The Thin Man Goes Home marked a significant shift in the series in its penultimate outing. While the film is often regarded as lacking the charm of its predecessors, it should be applauded for attempting to alter the formula that the previous four entries had relied on. For starters, this entry places Nick and Nora Charles (William Powell and Myrna Loy) in suburbia—a location far removed from the high society social circles that would make up the first few films in the series. It is also a location that allows Powell to bring a certain vulnerability to Nick that had not been seen up to this point. Nick, so desperately afraid of his father, attempts to kick his cocktail habit in order to please him. When he fails almost immediately (due to a comic miscommunication), he resigns himself to afternoons in t-shirts on a hammock until a murder kicks the plot into gear. Seeing Nick “regress” to a childlike state allows Nora more authority than in previous entries—her confidence in dealing with Nick’s parents is met by his anxiousness. If the film’s mystery is as messy as the series produced by this point (the appearance of a character named “Crazy Mary” (Anne Revere) reveals much about the level of thrills the film is dealing with), it is brilliantly tailored to bringing more to Powell’s Nick Charles, who in the previous picture had been treading water in his characterization.
Director: W.S. Van Dyke

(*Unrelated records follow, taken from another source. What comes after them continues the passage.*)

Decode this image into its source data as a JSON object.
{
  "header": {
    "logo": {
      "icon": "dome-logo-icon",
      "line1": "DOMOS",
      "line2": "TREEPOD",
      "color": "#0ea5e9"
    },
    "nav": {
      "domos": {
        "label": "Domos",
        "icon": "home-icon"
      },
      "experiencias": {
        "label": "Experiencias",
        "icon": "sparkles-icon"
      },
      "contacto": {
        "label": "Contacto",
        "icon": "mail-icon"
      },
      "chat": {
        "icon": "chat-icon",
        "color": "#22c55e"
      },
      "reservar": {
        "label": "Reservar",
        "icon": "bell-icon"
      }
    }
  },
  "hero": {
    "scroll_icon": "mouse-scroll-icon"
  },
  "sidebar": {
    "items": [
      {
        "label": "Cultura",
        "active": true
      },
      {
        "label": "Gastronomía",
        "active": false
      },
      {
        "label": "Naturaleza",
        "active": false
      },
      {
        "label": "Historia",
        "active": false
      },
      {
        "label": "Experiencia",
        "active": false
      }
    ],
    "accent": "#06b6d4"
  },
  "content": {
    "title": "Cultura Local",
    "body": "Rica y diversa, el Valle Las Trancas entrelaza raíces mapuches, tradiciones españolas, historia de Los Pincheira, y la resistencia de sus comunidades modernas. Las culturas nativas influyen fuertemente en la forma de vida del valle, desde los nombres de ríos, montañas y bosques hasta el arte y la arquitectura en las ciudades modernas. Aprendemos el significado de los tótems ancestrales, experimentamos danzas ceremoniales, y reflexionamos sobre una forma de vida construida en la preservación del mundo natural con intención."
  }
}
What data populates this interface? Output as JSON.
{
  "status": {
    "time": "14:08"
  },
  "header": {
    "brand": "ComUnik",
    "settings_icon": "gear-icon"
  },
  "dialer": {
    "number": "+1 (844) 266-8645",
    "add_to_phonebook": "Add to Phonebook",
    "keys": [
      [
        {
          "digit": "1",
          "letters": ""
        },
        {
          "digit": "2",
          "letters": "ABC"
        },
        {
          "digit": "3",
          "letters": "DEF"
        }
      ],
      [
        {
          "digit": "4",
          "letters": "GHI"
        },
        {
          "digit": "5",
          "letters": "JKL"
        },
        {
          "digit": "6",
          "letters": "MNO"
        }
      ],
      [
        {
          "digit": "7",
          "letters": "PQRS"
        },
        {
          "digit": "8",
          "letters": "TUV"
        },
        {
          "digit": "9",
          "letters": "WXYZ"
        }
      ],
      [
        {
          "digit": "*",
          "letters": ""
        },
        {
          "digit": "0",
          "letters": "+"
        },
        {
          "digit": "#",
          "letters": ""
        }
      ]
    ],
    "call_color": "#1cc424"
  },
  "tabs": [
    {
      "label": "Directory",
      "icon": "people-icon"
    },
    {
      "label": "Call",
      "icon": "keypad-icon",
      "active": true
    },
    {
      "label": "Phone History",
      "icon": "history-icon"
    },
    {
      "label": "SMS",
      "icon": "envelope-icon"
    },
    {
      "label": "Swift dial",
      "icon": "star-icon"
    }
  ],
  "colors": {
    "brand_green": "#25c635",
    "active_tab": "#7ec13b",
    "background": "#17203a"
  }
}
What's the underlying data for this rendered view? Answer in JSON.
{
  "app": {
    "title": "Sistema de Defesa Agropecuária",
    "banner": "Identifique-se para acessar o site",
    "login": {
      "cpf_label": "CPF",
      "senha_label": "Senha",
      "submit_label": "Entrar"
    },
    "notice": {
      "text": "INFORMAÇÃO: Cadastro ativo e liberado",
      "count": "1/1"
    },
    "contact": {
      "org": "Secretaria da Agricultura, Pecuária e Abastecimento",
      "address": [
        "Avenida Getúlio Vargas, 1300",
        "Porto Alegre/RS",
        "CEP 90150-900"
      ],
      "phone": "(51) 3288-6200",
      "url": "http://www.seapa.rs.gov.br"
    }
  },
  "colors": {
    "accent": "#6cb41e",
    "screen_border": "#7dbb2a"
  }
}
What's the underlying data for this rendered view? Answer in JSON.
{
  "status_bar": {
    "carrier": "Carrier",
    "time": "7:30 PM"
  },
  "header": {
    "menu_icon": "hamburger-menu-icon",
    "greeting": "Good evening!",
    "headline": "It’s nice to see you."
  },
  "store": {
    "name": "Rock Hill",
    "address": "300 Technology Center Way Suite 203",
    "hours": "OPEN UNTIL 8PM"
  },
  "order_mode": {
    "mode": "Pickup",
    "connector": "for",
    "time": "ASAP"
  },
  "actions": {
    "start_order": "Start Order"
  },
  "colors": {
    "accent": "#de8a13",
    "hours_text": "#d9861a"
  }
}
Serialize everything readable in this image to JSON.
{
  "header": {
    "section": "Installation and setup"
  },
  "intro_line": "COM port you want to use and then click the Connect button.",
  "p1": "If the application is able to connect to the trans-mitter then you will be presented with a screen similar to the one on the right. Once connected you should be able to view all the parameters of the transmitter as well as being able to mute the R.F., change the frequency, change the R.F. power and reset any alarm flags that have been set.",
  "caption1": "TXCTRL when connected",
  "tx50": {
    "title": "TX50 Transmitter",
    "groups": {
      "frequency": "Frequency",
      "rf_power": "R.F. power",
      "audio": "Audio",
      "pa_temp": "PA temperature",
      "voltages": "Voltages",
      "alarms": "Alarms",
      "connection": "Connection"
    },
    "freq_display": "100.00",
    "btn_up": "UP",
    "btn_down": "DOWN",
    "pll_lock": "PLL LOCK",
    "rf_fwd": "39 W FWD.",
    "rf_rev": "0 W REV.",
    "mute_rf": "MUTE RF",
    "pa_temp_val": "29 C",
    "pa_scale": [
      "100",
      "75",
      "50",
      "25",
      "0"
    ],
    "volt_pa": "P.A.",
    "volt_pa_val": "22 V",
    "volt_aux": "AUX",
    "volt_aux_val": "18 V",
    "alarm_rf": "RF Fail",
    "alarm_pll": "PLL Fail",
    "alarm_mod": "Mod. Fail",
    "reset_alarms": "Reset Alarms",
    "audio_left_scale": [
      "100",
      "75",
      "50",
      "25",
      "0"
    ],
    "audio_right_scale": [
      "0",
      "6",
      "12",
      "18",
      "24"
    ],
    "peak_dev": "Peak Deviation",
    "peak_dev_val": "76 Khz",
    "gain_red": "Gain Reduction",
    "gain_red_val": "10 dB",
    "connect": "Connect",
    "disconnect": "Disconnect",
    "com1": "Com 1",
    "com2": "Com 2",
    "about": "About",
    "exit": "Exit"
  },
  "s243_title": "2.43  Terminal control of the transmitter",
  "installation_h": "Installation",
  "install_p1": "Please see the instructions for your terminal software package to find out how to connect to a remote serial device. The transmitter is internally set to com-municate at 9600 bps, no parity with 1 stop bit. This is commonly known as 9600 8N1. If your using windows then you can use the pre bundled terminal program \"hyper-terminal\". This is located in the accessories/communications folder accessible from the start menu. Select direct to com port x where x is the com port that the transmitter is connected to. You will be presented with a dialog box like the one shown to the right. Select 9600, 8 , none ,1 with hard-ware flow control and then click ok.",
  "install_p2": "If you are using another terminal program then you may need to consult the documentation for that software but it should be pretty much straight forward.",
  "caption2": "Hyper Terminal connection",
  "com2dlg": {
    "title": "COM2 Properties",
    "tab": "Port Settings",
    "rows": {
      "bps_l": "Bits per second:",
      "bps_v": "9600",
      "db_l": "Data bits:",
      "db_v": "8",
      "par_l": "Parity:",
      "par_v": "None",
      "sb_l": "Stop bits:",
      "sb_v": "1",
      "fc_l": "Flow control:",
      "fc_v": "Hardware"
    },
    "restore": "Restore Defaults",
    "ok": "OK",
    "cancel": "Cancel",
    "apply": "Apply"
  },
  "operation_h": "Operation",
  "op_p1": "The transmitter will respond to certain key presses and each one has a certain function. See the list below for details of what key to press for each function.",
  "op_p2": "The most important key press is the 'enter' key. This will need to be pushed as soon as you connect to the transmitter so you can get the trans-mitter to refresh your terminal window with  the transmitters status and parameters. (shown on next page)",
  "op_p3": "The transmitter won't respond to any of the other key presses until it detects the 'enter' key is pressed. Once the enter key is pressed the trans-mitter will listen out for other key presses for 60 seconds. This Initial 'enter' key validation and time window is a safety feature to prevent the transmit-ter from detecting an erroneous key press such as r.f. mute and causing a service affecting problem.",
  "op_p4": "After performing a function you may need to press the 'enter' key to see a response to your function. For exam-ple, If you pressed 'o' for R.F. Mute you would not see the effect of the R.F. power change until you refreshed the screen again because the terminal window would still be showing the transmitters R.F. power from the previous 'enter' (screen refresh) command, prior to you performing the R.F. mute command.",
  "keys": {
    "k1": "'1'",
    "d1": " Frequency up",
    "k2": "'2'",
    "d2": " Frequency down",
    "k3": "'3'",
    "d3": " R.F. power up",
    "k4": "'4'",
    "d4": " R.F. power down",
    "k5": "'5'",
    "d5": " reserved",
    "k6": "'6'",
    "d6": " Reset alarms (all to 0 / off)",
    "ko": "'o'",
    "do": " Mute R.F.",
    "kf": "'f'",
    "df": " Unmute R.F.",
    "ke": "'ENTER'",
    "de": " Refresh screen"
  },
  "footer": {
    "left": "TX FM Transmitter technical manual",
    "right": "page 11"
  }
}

It is commonly accepted that plot is secondary to the character interactions between Nick and Nora Charles (William Powell and Myrna Loy) in the famed Thin Man series. Fans are more apt to refer to the booze and banter than the specifics of any of the narrative machinations that culminate in the routine gathering of the suspects. It is consistently frustrating, then, that Nora often disappears from the films somewhere in the second act—if each Thin Man film is good in the beginning and end, everything inbetween is at the risk of feeling like a common subpar mystery. After the Thin Man, the best of the films by this point in the series, nicely integrated the problems of Charleses themselves with the murder plot (in that film, the case involves Nora’s extended family), whereas Shadow of the Thin Man simply finds its heroes stumbling upon a murder case involving a jockey. Moreover, none of the supporting characters leave much of an impression, and the murder plot itself doesn’t have quite the emotional impact (as in After the Thin Man) or creativity (as in Another Thin Man) of the previous entries. Powell and Loy are reliably a delight—there’s a terrific bit of comedy in the beginning of the picture in which Nora summons Nick back to their home using the sounds of a cocktail mixer—but the film strays too far from their relationship at the service of a rather dull mystery.